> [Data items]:
BEGIN
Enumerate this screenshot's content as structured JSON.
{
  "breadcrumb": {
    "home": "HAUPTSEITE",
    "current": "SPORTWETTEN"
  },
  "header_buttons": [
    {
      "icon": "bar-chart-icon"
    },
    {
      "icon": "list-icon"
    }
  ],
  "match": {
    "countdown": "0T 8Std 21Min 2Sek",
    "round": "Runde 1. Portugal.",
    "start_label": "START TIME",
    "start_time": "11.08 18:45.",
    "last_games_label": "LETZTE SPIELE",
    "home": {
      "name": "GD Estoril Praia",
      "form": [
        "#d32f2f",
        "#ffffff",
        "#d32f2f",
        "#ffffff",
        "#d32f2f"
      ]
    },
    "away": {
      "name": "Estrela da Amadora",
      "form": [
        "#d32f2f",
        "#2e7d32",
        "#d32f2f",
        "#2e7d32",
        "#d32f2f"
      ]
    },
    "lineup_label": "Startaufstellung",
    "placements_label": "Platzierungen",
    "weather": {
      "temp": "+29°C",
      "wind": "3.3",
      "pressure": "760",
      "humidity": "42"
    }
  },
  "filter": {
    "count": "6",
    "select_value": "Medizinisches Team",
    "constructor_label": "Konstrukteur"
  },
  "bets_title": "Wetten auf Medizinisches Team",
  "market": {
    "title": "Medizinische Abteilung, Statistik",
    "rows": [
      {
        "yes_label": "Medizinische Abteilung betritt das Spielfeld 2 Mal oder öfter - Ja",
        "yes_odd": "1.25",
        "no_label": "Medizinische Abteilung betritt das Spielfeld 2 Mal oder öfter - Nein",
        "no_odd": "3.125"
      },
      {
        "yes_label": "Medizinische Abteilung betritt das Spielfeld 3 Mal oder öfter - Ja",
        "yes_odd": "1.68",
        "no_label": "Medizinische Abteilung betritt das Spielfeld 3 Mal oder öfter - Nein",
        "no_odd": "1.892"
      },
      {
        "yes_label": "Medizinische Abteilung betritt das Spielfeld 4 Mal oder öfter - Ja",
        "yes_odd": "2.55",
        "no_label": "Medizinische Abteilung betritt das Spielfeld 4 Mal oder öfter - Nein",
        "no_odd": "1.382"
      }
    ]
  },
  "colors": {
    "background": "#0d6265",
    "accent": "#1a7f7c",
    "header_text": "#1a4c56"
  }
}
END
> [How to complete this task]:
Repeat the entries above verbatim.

> [Answer for this exercise]:
Enumerate this screenshot's content as structured JSON.
{
  "breadcrumb": {
    "home": "HAUPTSEITE",
    "current": "SPORTWETTEN"
  },
  "header_buttons": [
    {
      "icon": "bar-chart-icon"
    },
    {
      "icon": "list-icon"
    }
  ],
  "match": {
    "countdown": "0T 8Std 21Min 2Sek",
    "round": "Runde 1. Portugal.",
    "start_label": "START TIME",
    "start_time": "11.08 18:45.",
    "last_games_label": "LETZTE SPIELE",
    "home": {
      "name": "GD Estoril Praia",
      "form": [
        "#d32f2f",
        "#ffffff",
        "#d32f2f",
        "#ffffff",
        "#d32f2f"
      ]
    },
    "away": {
      "name": "Estrela da Amadora",
      "form": [
        "#d32f2f",
        "#2e7d32",
        "#d32f2f",
        "#2e7d32",
        "#d32f2f"
      ]
    },
    "lineup_label": "Startaufstellung",
    "placements_label": "Platzierungen",
    "weather": {
      "temp": "+29°C",
      "wind": "3.3",
      "pressure": "760",
      "humidity": "42"
    }
  },
  "filter": {
    "count": "6",
    "select_value": "Medizinisches Team",
    "constructor_label": "Konstrukteur"
  },
  "bets_title": "Wetten auf Medizinisches Team",
  "market": {
    "title": "Medizinische Abteilung, Statistik",
    "rows": [
      {
        "yes_label": "Medizinische Abteilung betritt das Spielfeld 2 Mal oder öfter - Ja",
        "yes_odd": "1.25",
        "no_label": "Medizinische Abteilung betritt das Spielfeld 2 Mal oder öfter - Nein",
        "no_odd": "3.125"
      },
      {
        "yes_label": "Medizinische Abteilung betritt das Spielfeld 3 Mal oder öfter - Ja",
        "yes_odd": "1.68",
        "no_label": "Medizinische Abteilung betritt das Spielfeld 3 Mal oder öfter - Nein",
        "no_odd": "1.892"
      },
      {
        "yes_label": "Medizinische Abteilung betritt das Spielfeld 4 Mal oder öfter - Ja",
        "yes_odd": "2.55",
        "no_label": "Medizinische Abteilung betritt das Spielfeld 4 Mal oder öfter - Nein",
        "no_odd": "1.382"
      }
    ]
  },
  "colors": {
    "background": "#0d6265",
    "accent": "#1a7f7c",
    "header_text": "#1a4c56"
  }
}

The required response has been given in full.